By Lestey Gist, The Gist of Freedom
Benjamin Quarles-WWW.BlackHistoryBLOG.com or on
The Gist of Freedom.com ~ My Brothers Keeper
~Newsletter ~ http://tinyurl.com/brsr~

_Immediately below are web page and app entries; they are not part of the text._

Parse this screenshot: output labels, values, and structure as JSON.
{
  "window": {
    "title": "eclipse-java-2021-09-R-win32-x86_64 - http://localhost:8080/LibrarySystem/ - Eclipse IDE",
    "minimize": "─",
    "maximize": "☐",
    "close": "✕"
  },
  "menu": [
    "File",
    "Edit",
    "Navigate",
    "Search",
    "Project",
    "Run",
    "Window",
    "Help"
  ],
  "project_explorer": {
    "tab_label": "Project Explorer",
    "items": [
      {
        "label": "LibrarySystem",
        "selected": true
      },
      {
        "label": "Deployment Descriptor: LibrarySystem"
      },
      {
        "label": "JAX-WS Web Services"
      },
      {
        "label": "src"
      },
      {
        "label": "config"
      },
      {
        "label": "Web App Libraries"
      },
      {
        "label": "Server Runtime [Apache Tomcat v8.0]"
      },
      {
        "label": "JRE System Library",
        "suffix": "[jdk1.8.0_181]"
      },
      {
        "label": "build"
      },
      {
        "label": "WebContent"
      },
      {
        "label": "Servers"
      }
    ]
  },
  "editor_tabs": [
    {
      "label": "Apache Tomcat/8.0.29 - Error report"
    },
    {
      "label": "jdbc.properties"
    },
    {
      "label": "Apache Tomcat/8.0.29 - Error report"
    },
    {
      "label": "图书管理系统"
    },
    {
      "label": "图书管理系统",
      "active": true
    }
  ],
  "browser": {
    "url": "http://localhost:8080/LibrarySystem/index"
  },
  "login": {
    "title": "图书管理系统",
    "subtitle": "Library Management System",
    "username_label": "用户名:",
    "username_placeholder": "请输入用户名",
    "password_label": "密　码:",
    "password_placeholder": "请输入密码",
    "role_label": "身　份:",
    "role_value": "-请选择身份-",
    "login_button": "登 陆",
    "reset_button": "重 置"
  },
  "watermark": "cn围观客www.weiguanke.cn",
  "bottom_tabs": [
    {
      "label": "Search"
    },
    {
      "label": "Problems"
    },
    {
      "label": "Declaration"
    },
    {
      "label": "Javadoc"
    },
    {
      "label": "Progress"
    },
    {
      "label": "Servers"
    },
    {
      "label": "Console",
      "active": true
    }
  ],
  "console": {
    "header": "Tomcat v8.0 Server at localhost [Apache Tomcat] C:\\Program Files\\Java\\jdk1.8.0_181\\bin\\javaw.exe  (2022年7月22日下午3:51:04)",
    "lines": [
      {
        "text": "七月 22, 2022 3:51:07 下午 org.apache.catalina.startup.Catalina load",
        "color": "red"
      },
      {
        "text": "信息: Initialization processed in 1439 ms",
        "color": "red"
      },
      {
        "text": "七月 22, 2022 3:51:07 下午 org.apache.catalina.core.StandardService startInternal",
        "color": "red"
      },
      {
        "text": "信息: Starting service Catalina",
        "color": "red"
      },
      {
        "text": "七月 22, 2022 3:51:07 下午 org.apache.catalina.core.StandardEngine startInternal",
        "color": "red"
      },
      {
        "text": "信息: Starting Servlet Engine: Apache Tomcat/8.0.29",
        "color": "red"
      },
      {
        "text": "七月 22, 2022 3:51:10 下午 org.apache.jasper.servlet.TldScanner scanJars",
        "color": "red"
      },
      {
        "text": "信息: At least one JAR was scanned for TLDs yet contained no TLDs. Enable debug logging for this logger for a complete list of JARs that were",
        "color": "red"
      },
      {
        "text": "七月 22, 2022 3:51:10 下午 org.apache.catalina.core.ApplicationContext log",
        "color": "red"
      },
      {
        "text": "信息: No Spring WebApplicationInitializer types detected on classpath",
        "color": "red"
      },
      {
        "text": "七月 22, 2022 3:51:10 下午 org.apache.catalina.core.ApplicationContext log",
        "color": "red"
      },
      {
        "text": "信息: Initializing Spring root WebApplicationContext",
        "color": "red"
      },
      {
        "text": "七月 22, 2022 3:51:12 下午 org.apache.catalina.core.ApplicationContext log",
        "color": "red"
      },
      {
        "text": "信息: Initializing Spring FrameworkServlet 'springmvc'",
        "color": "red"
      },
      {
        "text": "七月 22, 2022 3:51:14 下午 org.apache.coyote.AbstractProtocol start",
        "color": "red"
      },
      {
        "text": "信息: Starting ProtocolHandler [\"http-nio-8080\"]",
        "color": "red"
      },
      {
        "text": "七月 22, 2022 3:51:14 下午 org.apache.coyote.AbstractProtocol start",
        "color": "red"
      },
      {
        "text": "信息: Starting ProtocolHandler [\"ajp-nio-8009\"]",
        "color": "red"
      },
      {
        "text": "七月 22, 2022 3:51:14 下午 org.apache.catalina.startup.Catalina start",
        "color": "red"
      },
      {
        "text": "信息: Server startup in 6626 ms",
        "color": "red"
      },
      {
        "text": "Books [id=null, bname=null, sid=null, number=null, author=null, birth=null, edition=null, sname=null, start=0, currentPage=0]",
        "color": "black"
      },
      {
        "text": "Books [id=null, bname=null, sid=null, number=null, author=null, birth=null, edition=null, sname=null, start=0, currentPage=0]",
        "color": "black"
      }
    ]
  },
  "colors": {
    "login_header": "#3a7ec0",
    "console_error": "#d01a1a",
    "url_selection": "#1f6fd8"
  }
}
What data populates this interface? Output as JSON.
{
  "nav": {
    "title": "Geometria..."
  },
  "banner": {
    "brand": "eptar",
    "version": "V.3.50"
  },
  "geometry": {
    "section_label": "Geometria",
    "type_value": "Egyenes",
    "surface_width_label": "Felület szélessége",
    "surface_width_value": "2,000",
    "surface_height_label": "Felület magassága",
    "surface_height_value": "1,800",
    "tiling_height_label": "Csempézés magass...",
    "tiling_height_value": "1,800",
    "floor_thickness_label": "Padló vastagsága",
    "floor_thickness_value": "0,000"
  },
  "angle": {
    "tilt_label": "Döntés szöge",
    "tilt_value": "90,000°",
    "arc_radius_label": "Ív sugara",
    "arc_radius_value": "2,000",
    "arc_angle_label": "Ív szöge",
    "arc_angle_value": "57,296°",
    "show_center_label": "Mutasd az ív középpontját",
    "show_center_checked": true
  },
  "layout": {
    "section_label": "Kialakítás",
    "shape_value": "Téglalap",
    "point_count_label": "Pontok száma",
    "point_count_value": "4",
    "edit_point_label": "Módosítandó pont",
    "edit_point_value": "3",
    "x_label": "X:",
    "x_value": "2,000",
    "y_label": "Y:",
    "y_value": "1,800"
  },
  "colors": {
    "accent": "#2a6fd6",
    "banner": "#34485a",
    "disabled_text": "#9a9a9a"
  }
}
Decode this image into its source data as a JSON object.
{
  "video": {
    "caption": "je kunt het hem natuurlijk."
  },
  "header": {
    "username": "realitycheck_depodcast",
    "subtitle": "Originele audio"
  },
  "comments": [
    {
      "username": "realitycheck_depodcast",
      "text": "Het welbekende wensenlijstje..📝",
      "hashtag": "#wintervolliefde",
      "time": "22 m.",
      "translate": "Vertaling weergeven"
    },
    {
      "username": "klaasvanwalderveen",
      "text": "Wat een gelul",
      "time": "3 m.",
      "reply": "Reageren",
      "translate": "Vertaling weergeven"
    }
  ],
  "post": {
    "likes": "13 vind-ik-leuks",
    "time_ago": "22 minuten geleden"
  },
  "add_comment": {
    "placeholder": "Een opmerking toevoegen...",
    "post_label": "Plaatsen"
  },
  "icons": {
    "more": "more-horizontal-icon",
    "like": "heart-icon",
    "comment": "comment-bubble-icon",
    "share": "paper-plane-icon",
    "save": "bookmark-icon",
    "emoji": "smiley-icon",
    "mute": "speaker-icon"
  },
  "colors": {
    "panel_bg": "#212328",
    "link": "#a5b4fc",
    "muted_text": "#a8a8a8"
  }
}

~If you like these images you can print them out and posterize them at your nearest CVS!~Justin Holland (1819 – 1877) was an African-American classical musician, guitarist, composer and arranger. It’s safe to say that Justin Holland was the one of the most important American guitarists of his generation. He was perhaps, the first Black man to make an important contribution to the classic guitar. He was also a leader in the work to establish an accepted Masonic lodge for black Americans. Holland’s Method, published in 1876, stands as one of the finest methods for the guitar instruction published in America in the 19th century. Justin Holland was born to free black parents in Norfolk County, Virginia on 26 July 1819, the oldest or second oldest of farmer Exum Holland’s three sons and five daughters.The family lived near other free blacks in a neighborhood which also included whites of moderate means who owned a few slave families, and whites without slaves. Tobacco had first been the principle crop in Norfolk County, however over-production, depressed profits,and tobacco’s depletion of the soil had forced agricultural diversification; so the Hollands and their neighbors most likely grew corn, cotton, Irish potatoes, grass,or fruits and vegetables as cash crops on small farms. Justin Holland left Virginia for Massachusetts after his parents’ deaths in 1833.Justin went to Boston and met Senor Mariano Perez and began the study of the guitar. Another of his music teachers was Simon Knable, a member of Ned Kendall’s Brass Band who taught Holland the theory and the art of arranging. At this time Holland also undertook the study of flute with a Scotsman named Pollock. In 1841 he entered Oberlin College in Ohio for another two years of musical study. After some travel including a trip to Mexico he returned to Ohio, married and settled in Cleveland. Holland’s Method, published in 1876, stands as one of the finest methods for the guitar instruction published in America in the 19th century.